To answer the question, those temps won't hurt the bees. Night time temps could be a problem, but if they have to go, then do it.
I'm assuming a langstroth hive frame. Easy use of other formats may vary.
They won't have tons of brood right now. Band in what brood you can, put in a small amount of pollen (if they have any), and give them a few frames of empty worker comb. Watch the comb orientation and keep up up. Fill the box(es) with your choice of foundation or foundationless frames. Once home, give them an inverted jar of 1:1 sugar water inside the hive to the side away from the brood; put an empty box on top, then close the entrance off. Make sure they have ventilation, but can't get out.
To the honey..
Freeze ALL of the honey ASAP; you can work it in later. They will do better in the short term on sugar water because they don't need to protect the jar.
After a couple of days in the freezer, the honey comb will be void of live pests or eggs. Let a frame worth warm up and band it in a frame. It will take a relative long time to warm up; don't try to rush it, it will be messy already. If you have freezer space, band it in frames before you freeze it. Frozen comb is very difficult to separate; don't ask....
Back to the bees..
Open the entrance after 2 to 3 days. You can quickly check the water, but try to leave them alone for a few more days. You can watch the entrance activity if you are home during the day. You should see some orientation flights and regular foraging flights when it is warm.

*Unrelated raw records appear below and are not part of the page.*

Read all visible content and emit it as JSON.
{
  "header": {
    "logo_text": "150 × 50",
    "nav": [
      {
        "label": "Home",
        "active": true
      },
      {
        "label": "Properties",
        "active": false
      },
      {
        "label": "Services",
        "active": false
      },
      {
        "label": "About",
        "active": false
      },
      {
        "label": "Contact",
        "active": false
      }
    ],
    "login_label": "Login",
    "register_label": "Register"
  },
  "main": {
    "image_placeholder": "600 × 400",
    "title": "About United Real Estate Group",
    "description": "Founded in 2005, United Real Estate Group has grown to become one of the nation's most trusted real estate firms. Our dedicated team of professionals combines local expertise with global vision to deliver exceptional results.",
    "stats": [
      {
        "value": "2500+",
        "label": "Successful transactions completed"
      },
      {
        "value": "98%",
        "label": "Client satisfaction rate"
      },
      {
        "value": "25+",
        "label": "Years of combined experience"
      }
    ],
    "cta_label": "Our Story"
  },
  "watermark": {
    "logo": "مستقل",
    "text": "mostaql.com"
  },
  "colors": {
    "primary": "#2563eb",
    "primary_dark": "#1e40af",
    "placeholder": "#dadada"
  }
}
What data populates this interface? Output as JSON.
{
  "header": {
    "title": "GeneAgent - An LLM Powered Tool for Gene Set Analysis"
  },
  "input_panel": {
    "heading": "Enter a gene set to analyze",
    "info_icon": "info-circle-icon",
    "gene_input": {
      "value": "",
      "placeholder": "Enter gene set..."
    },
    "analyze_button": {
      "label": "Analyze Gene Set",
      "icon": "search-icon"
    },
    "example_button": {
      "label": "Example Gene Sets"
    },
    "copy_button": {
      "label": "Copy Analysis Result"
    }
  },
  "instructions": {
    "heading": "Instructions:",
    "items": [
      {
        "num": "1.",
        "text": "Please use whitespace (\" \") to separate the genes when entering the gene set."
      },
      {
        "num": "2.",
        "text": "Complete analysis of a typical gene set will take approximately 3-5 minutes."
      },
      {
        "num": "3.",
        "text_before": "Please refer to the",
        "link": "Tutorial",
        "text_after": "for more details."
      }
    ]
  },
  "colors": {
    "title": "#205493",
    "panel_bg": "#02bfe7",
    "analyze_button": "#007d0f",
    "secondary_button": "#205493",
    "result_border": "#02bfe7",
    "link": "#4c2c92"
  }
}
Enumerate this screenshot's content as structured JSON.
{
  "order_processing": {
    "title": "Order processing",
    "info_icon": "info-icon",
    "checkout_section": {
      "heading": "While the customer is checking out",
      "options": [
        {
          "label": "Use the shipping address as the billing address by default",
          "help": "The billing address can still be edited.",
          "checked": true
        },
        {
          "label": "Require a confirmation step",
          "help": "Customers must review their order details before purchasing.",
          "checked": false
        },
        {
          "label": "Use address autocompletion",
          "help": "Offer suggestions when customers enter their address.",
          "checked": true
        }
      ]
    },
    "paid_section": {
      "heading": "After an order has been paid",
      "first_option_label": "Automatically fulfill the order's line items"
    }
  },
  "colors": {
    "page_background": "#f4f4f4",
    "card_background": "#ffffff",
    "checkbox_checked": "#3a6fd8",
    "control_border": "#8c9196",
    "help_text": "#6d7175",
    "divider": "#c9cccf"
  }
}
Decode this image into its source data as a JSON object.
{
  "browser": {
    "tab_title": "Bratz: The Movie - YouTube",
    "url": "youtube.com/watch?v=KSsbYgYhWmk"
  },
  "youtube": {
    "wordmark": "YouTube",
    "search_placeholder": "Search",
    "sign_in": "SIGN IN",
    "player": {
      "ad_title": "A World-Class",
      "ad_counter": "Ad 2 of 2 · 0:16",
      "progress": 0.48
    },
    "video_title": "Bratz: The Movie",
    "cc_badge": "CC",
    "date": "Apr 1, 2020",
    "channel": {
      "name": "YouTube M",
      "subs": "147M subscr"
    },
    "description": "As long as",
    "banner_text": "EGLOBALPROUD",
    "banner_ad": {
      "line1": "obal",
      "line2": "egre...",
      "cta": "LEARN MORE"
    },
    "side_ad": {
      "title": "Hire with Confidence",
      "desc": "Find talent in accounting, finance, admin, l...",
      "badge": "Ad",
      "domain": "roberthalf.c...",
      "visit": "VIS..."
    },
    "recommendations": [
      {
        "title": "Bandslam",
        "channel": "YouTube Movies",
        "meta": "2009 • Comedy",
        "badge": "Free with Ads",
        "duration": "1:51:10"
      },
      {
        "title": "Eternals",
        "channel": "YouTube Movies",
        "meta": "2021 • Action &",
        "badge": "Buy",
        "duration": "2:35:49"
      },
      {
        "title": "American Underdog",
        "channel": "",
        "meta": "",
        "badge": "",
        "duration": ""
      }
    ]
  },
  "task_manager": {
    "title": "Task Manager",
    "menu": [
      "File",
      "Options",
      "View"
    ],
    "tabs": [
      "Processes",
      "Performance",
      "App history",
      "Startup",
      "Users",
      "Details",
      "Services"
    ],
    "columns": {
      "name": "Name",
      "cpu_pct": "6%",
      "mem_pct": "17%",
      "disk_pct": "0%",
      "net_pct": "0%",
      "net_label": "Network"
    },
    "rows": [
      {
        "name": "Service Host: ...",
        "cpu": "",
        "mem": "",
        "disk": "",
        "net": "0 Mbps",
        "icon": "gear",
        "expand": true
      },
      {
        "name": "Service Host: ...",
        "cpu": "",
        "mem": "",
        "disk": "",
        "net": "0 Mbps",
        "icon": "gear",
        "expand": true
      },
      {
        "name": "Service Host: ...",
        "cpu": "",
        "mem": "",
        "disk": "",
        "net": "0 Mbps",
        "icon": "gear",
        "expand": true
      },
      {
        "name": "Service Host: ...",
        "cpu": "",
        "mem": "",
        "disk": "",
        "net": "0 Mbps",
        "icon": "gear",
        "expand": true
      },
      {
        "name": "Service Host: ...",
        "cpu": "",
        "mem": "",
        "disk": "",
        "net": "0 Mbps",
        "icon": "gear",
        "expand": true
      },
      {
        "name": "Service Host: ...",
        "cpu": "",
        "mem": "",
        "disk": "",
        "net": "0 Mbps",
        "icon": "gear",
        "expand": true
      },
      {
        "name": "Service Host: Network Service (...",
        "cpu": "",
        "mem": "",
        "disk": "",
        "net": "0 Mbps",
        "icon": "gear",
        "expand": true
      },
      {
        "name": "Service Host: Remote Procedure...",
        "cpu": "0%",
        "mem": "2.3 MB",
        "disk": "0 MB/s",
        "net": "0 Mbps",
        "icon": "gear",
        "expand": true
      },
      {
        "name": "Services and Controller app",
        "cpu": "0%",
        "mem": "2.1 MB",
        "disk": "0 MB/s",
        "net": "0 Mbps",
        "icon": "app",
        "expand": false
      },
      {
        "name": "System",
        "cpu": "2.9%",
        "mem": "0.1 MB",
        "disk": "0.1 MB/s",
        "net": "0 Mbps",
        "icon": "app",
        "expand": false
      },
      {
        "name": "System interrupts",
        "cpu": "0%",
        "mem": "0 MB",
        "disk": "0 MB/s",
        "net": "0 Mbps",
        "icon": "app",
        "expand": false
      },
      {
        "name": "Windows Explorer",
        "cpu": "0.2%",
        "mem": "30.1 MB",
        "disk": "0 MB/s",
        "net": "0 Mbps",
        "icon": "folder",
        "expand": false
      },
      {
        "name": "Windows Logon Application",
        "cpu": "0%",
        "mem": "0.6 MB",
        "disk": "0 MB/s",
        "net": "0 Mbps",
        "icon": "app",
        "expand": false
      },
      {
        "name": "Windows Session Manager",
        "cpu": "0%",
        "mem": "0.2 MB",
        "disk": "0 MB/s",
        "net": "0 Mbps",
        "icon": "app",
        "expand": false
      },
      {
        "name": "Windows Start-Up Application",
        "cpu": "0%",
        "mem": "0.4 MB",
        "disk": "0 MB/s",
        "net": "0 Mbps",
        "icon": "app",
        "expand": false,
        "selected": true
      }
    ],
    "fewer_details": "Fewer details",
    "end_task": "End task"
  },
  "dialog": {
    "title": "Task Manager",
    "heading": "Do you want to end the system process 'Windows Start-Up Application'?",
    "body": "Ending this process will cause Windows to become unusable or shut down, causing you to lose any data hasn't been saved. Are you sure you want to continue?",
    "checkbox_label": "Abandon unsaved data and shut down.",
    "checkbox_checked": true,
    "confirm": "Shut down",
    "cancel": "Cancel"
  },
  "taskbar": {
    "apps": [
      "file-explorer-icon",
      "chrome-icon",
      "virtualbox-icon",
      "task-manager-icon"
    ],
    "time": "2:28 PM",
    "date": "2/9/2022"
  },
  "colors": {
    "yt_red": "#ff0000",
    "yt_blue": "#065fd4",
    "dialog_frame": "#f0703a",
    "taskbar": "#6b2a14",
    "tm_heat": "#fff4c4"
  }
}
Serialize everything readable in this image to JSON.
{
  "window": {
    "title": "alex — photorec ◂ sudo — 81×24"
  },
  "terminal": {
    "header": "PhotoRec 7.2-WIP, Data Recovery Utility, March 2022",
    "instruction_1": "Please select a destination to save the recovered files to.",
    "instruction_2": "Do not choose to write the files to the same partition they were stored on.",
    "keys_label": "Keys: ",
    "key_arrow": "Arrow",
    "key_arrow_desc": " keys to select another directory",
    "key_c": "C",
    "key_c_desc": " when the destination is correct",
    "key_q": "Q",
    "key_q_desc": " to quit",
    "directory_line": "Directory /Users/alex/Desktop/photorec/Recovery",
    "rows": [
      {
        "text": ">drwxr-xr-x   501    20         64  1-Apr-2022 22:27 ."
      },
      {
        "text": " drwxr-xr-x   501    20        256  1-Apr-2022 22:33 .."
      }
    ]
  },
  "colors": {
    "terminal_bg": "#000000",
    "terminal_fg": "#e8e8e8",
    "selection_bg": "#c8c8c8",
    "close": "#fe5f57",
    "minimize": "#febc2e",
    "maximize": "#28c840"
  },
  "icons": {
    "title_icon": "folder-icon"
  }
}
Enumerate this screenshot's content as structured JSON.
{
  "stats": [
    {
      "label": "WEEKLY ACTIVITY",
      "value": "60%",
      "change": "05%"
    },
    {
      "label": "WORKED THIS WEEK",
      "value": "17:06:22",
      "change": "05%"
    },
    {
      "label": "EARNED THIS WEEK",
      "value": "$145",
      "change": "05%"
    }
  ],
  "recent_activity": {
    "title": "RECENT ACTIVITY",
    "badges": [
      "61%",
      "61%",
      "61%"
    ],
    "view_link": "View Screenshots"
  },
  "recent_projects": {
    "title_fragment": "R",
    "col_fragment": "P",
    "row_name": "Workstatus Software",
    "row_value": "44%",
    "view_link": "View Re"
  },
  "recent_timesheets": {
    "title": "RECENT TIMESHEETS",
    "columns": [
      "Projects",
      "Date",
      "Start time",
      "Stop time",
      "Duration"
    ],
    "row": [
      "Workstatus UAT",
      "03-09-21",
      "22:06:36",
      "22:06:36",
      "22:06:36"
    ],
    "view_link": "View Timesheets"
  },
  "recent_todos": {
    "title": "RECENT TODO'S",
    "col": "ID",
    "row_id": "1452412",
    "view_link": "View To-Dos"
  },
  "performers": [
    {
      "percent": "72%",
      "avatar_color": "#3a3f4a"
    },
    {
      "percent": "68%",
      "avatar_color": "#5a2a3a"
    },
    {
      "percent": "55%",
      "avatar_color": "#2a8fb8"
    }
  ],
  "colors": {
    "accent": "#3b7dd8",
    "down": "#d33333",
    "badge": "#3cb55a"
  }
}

If they are still there after a week (they should be, but they are bees), you can take a better look. The comb should be anchored and the Queen may be laying some new eggs. Check the condition of the brood you transferred. Place the room temperature honey frame prepped earlier next to the brood; don't split the brood. Refill their sugar water and close the hive up for another week. Watch the entrance activity to learn "normal" behavior. Poof, you are a beekeeper! Enjoy.